Over the next three years, student debt under the Higher Education Contribution Scheme (HECS) is set to double to $52 billion on the government’s own budget figures. According to the President of the National Tertiary Education Union, Jeannie Rea, student loans will exceed $100 billion by 2020, and by 2025 will overtake commonwealth government debt.

But those who are really taking a lend of the system are lent a hand to do so by the Treasurer Joe Hockey and finance minister Mathias Cormann.

The corporate tax evasion scheme that Hockey had previously pledged to introduce was shelved in the Mid-Year Economic and Fiscal Outlook after consultation with “stakeholders”(i.e. corporate tax evaders) who stood to lose $600 million if it was introduced.

Cormann is now reviewing corporate transparency laws which would see the tax information of companies with a turnover of $100 million or more disclosed on the Australian Tax Office website. This allegedly followed complaints that private business owners could be kidnapped when people realise how wealthy they are!

If all of this wasn’t enough, the New Year arrived with a clamour from conservatives both inside and outside of parliament to extend and increase the regressive Goods and Services tax.

There is a debate that needs to be had about taxation revenue — one that begins with the almost entirely unregulated global Over-The-Counter (OTC) derivatives market worth more than one quadrillion (one million billion) US dollars. This is ten times the total worth, adjusted for inflation, of all global manufacturing products made in the last 100 years.

A modest 10% tax on Australia’s estimated OTC derivative market of $78 trillion would pay for a lot of schools and hospitals. But don’t expect your local federal MP to be raising it any time soon.

Like the article? Subscribe to Green Left now! You can also like us on Facebook and follow us on Twitter.

You need Green Left, and we need you!

Green Left is funded by contributions from readers and supporters. Help us reach our funding target.

Make a One-off Donation or choose from one of our Monthly Donation options.

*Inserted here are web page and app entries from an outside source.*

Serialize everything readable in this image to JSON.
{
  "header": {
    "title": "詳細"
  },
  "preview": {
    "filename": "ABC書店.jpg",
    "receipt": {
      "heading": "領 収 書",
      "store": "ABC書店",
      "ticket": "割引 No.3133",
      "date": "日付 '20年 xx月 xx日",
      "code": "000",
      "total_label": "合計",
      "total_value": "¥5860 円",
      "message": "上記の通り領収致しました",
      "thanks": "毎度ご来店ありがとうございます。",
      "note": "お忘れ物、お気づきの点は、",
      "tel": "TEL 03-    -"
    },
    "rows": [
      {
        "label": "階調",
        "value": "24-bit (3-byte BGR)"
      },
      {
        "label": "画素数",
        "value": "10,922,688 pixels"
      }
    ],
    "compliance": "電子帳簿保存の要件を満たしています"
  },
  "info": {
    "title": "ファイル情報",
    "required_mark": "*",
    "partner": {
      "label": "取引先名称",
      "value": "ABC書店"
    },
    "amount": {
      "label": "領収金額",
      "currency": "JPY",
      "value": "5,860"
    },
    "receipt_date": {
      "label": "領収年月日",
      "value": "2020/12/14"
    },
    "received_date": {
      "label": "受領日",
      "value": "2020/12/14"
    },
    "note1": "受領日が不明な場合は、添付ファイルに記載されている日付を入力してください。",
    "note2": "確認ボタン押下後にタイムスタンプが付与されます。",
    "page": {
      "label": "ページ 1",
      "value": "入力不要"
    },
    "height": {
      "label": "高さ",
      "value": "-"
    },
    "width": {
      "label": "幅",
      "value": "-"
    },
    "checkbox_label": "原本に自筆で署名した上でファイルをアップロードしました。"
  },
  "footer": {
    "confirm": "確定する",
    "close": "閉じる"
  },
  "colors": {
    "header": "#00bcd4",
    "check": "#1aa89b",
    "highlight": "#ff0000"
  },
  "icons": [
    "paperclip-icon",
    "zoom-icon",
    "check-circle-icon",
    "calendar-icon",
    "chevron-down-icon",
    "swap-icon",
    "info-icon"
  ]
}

Become a supporter to get the digital edition for $5 per month or the print edition for $10 per month. One-time payment options are available.

You can also call 1800 634 206 to make a donation or to become a supporter. Thank you.